MUMBAI: In a significant legal development, the Bombay High Court heard arguments from the Centre regarding its fact-check unit (FCU) rule, designed to combat the spread of fake, false, and misleading information related to central government affairs on social media platforms. Solicitor General Tushar Mehta represented the government during the proceedings.
During the hearing, the Bombay High Court raised several critical questions and urged Mehta to seek further input from government officials. One of the key points of contention was whether social media intermediaries have the option to refrain from taking action when they receive communication from the FCU.
Mehta asserted that social media intermediaries are not obligated to comply with FCU directives to remove or delete content identified as ‘fake or false.’ Instead, he argued that if an intermediary chooses not to act, the matter can be taken to a judicial court, which will serve as the final authority to determine the appropriateness of the content.
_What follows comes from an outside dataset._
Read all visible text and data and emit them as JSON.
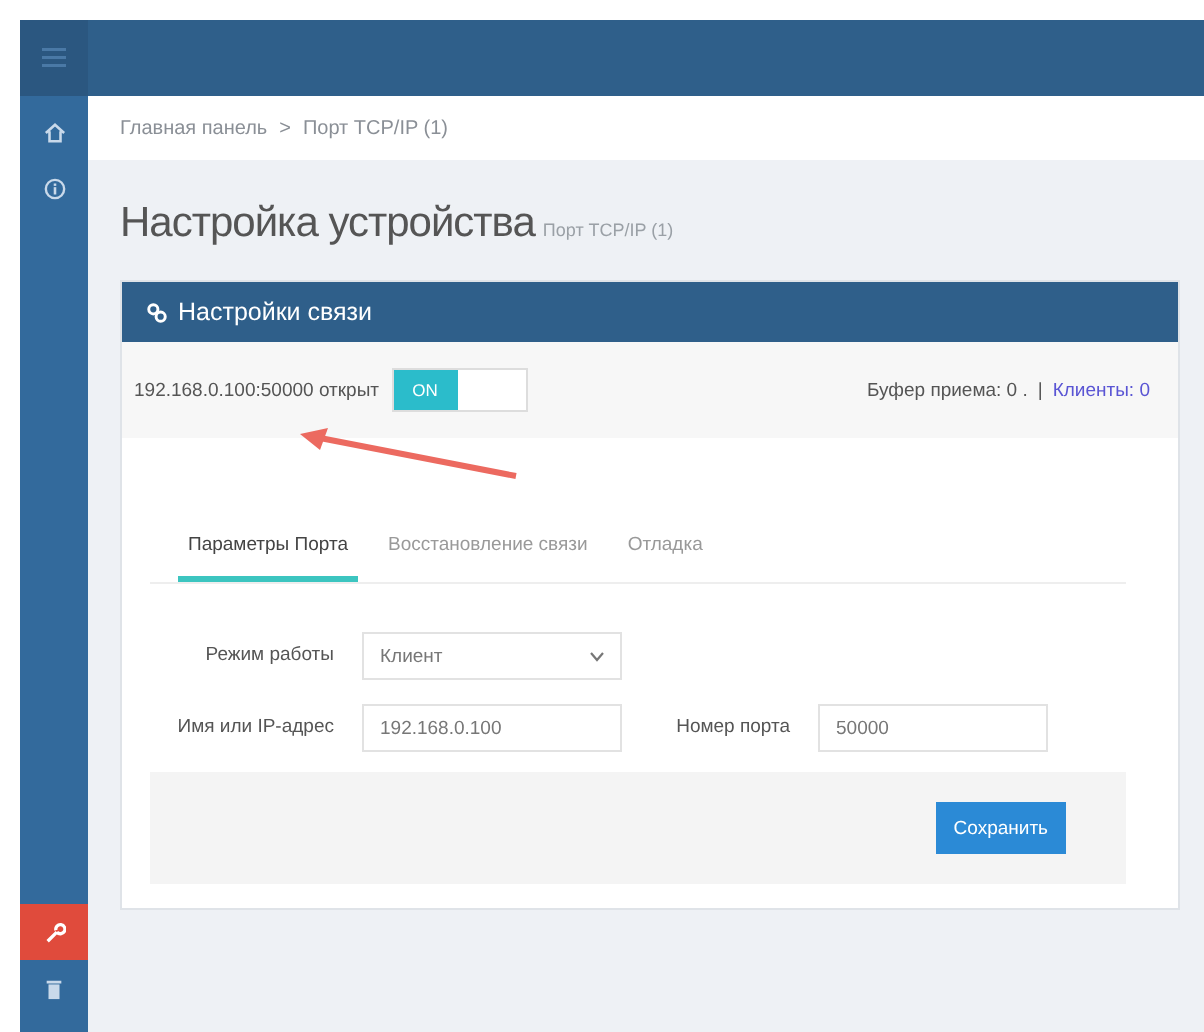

Importantly, such non-compliance would not automatically result in the loss of safe harbor protection for intermediaries.
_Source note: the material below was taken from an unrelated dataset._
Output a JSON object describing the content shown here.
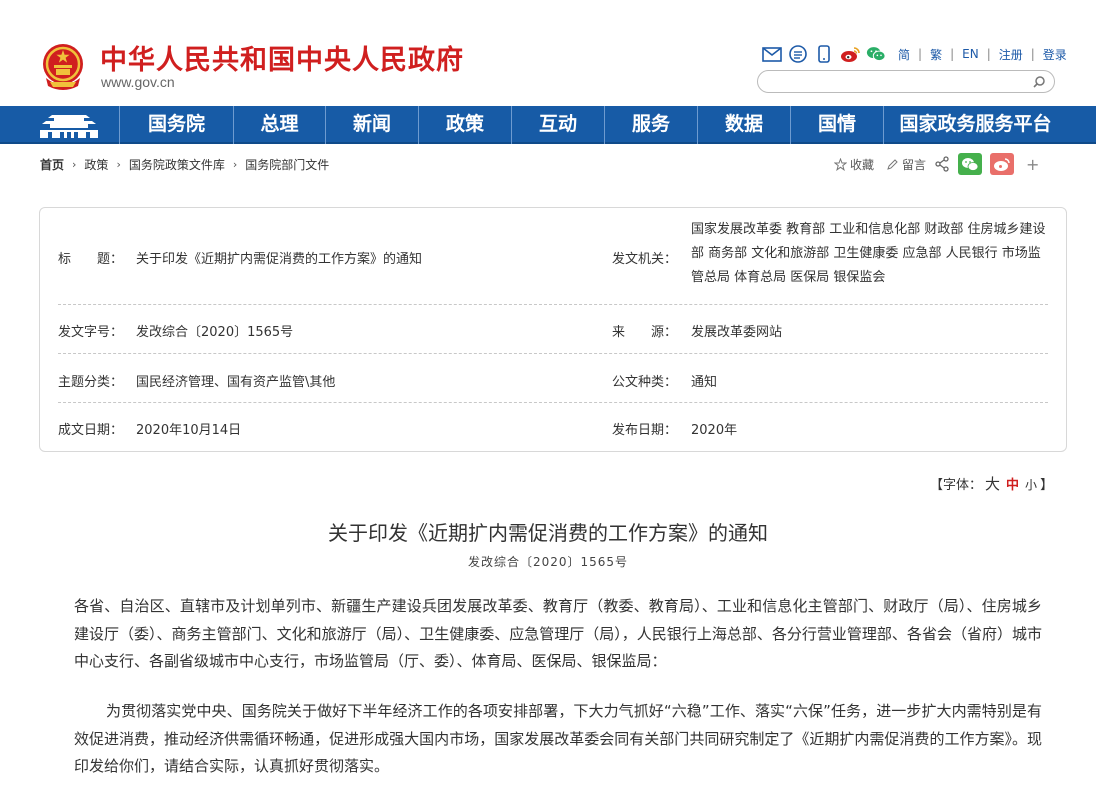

At the conclusion of the hearing, the judges asked the Centre to reconsider the necessity of the FCU if it places no mandatory obligations on content carriers who may receive flags from the FCU. The court noted that the Press Information Bureau’s fact-check unit continues to operate to identify and flag false content unless the new amendment has been introduced specifically to compel compliance.
The legal proceedings stem from petitions filed by various entities, including stand-up comedian Kunal Kamra and the Editors Guild of India, challenging the constitutionality of the rule that empowers the Centre to establish the FCU. This FCU is an integral part of the Intermediary Guidelines and Digital Media Ethics Code Rules, which were amended in April, falling under the purview of the Information Technology (IT) Act.
During the hearing, Mehta emphasized the necessity of the rule to regulate the internet, where information can spread globally within seconds. He contrasted this with print and TV media, which are subject to established rules and norms. Mehta argued that while the FCU rule is not a penal provision, it does not seek to criminalize individuals or actions. He further asserted that the right to receive correct information is a fundamental right, emphasizing that “false speech” does not enjoy constitutional protection.
Justice Patel, addressing the issue, indicated that the FCU rule does not necessarily curb free speech but rather limits the exercise of powers to content directly related to government affairs. Additionally, he stressed that the FCU must inform intermediaries of “false or fake content” for there to be any obligation on their part to comply, to which Mehta agreed.
Towards the end of the proceedings, Justice Patel inquired about the Supreme Court’s interpretation of the IT Act provisions in the Shreya Singhal case. Mehta explained that the Supreme Court was dealing with a criminal provision in that case, which necessitated precision in interpretation. The judge also raised questions regarding the IT Act’s definitions of ‘information’ and ‘data,’ to which Mehta committed to addressing in subsequent proceedings, scheduled for Wednesday.
The Bombay High Court’s deliberations on the FCU rule continue, with the outcome expected to have far-reaching implications for social media content regulation in India.